The journey of Huberta the hippopotamus began in 1927 north of the Black Umfolozi and ended in April 1931 south of the Buffalo river, near East London in South Africa.
Lowry refers to the journey of Huberta the hippopotamus in his novel Ultramarine; " 'Well, I can't rightly say as I've ever been on a ship with animals before but this much I will say, and I ain't tellin' you the word of a lie, that I was on a ship once that was carrying a stuffed hippopotamus, for Christ sake! She was called Huberta or something of that and she'd been shot in Cape Province, you know, King William's Town. This hippo'd been the bloody masterpiece in South Africa, see? They reckoned she'd walked ten thousand miles and the natives thought she was a goddess or something and sacrificed oxen to her. And I ain't telling you the word of a bloody lie but a special law was passed - nobody could shoot her, see? She walked all the way down from Vongolosi and Lake St Lucia to Durban where she walked into a concert just as they were starting Tchaikovsky's 1812 or or something of that and she walked through the main street of sodding Durban too, only in the end four bastards of farmers shot her-' " (Pg. 127).

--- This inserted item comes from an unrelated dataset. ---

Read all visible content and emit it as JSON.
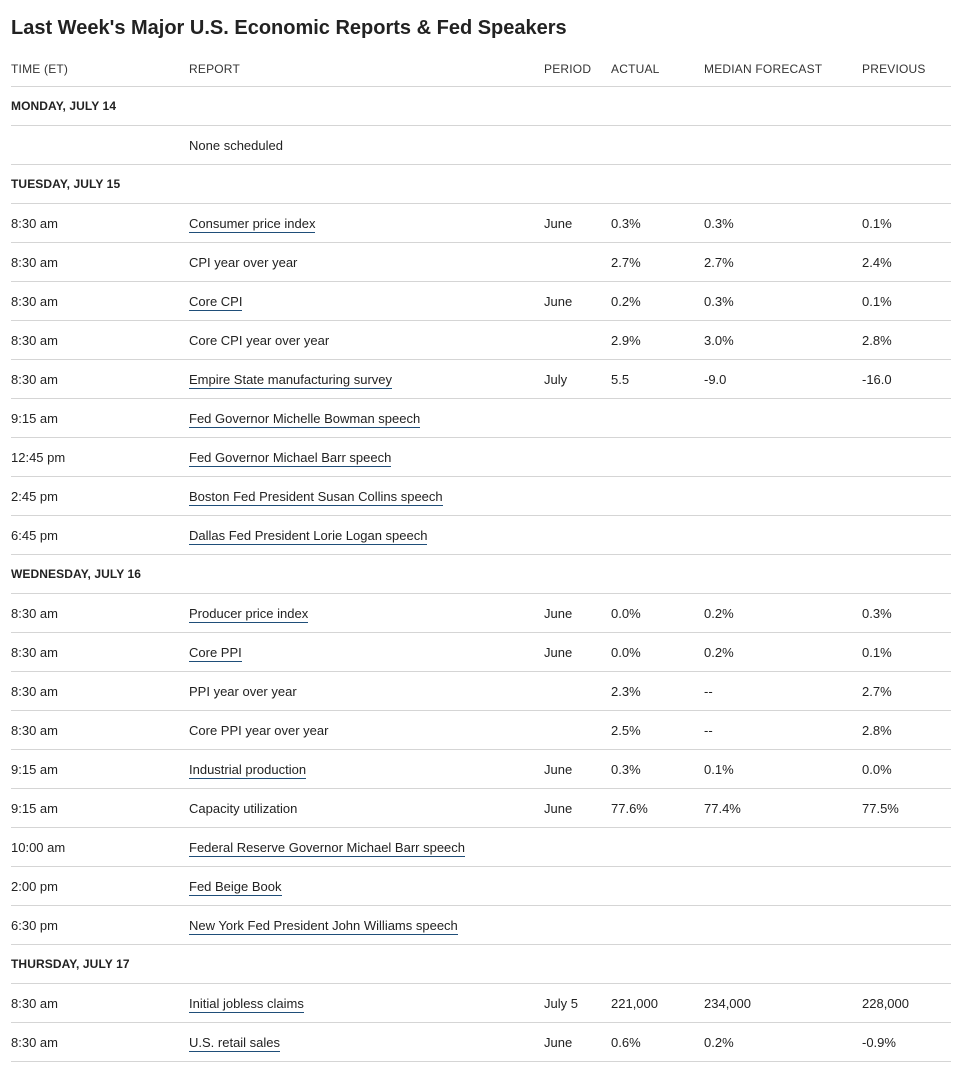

The probable source of Lowry's account of Huberta's journey in Ultramarine is in an unidentified news paper as news of the hippopotamus's walk received widespread coverage across the world. The story was also told by G. W. R. Le Mare in his The Saga of Huberta: Being the Tale of the Hippo who Walked Back 100 Years published by Robinson & Company and the Central New Agency in 1931.
The hippo's story was initially publicised in 1928. The press originally called the hippo "Billy", later changed to "Hubert". After her death, her name was altered to "Huberta" when it was discovered that hippo was female.
Among the exploits eagerly followed by the public were appearances at Umhlanga Lagoon, in the city of Durban, various South Coast resorts, and a sojourn in the Nahoon River near East London. She became known as South Africa's "national pet" and "the Union's most famous tourist". Crowds of curious sightseers dogged her trek along the Kwa-Zulu Natal coast, often hurling stones, bottles and sticks in order to make her emerge from hiding places.
On 23 April 1931, her carcass was found floating in the Keiskamma River, 30km from King Williams Town. Great public outrage followed the discovery that Huberta had been killed by a hail of bullets. The killing was discussed in parliament and the police were instructed to investigate. Four farmers eventually appeared in court for killing royal game. Each was fined £25. Huberta's bullet-perforated skull formed a gruesome (and somewhat smelly) exhibit in court...........Amathole Museum
Huberta's body was sent to England to be mounted and returned from London on the S.S. City of Hong Kong in 1932, she was displayed at the Durban Museum.
Lowry's inclusion of the story in Ultramarine is another example of him using something which is outside the 1927 time line of the novel - see further examples - Love' Crucifixion and Liza
Geoffrey Durrant suggests in his article 'Aiken and Lowry'; "What may seem at a first reading to be a loosely organized novel appears on more careful reading to be carefully constructed, with every detail, however much it may at first appear to be merely casual or anecdotal, taking its place in an elaborate pattern of significance. The sailor's yarn about the hippopotamus Huberta, which wanders four thousand miles to find a tragic fate from the guns of farmers is itself an animal Odyssey." (Canadian Literature 64 Spring 1975 Pgs. 24-40).